One of the biggest problems with cybersecurity is authentication, that is, definitively proving that someone over the Internet is who they claim to be. Some people believe the answer to this lies in the microchip and, by installing microchips in human beings, they will now have the means of proving they are who they say they are and we will not only be benefitted by the convenience of having your form of authentication within your own body but it will then prevent others from pretending to be you. While this may sound great from a purely pragmatic, utilitarian standpoint, for many of us it is enough to send chills down our spines! Moreover, if there is one thing we all know about computers – and a microchip is nothing more than a tiny computer component – all computers are hackable. And for our privacy, would such a quest for more security destroy any
Moreover, if there is one thing we all know about computers – and a microchip is nothing more than a tiny computer component – all computers are hackable. And for our privacy, would such a quest for more security destroy any semblance of privacy left for us as individual human beings? Well, of course not, we would be told, initially. We would be assured that the chips would only be used for good and not for bad which may or may not be reassuring to some, depending upon who is in control and what their definition of good or bad may be. But even if it were reassuring, we have all learned that when it comes to fundamental rights and liberty on the one hand versus utilitarianism, pragmatism, and societally-defined reasonableness on the other, incrementalism is the rule and the former always gives way to the latter.
With that, I will leave it to the audience to answer the question, “does cybersecurity have an impact on peoples’ rights?”
Shawn Tuma’s additional publications related to these issues.
- Good Cyber Hygiene Checklist
- Data Breach Incident Response Checklist
- The #CyberAvengers Playbook
- Guide to Responding to Data Breaches and Reporting Cybersecurity Incidents to Governmental Agencies
- Guide to Using the Computer Hacking Laws in Texas: The Federal Computer Fraud and Abuse Act and Texas Computer Crimes Laws
- Cybersecurity for Your Law Firm
- Cybersecurity: A Fiduciary Duty by the #CyberAvengers, Ethical Boardroom, Summer 2017 (free registration to view)
- Critical Steps Companies Must Take to Comply with New York’s Cybersecurity Rules, Ethical Boardroom, Winter 2017 (free registration to view)
- Getting to grips with New York’s cybersecurity compliance rules, Ethical Boardroom, Fall 2016
- Getting to Grips with New York’s Cybersecurity Compliance Rules, Spring 2017 Edition of Circuits, a publication of the Computer & Technology Section of the State Bar of Texas
- Critical Steps Companies Must Take to Comply with New York’s Cybersecurity Rules, Ethical Boardroom (pg. 140), Winter 2017
- For a discussion of shame hacking, such as we saw with Sony, Ashley Madison, Adult Friend Finder, and many others, see these posts.
- For a discussion on the #AppleVsFBI case, see these posts.
Additional reading materials related to these issues.
- AI can detect Alzheimer’s a decade before symptoms show
- British supermarket offers ‘finger vein’ payment in worldwide first
- Face-reading AI will be able to detect your politics and IQ, professor says
- AI CAN TELL IF YOU’RE GAY: ARTIFICIAL INTELLIGENCE PREDICTS SEXUALITY FROM ONE PHOTO WITH STARTLING ACCURACY
- Microsoft Plans on Storing Its Data on DNA in The Next 3 Years
Shawn Tuma (@shawnetuma) is an attorney with an internationally recognized reputation in cybersecurity, computer fraud, and data privacy law.
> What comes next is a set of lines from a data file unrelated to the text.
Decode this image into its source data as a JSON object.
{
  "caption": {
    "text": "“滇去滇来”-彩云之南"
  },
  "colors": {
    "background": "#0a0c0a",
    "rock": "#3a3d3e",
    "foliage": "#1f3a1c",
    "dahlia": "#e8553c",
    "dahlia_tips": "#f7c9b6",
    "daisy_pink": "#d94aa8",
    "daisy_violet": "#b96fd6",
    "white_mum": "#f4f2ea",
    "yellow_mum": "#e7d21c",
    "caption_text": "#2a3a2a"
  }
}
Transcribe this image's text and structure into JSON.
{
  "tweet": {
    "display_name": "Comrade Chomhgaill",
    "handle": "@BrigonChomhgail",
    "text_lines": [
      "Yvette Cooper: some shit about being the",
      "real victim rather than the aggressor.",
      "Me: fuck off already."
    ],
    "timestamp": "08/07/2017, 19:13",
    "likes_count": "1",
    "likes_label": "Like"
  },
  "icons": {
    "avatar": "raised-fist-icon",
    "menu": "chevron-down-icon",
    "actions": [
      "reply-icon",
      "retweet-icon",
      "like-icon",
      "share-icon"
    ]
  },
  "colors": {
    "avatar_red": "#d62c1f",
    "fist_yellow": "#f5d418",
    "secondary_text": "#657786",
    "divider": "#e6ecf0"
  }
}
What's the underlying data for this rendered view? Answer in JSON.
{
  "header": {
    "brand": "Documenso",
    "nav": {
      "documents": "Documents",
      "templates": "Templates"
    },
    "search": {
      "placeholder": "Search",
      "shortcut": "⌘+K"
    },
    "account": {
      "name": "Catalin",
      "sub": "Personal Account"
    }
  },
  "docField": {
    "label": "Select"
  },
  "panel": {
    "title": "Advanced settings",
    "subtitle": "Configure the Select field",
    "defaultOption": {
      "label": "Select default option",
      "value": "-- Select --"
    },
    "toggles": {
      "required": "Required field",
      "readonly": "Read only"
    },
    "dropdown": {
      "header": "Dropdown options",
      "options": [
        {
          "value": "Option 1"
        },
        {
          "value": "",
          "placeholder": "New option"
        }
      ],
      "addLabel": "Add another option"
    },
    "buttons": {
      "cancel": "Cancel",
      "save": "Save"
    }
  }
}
He is a Cybersecurity & Data Privacy Attorney at Scheef & Stone, LLP, a full-service commercial law firm in Texas that represents businesses of all sizes throughout the United States and, through its Mackrell International network, around the world.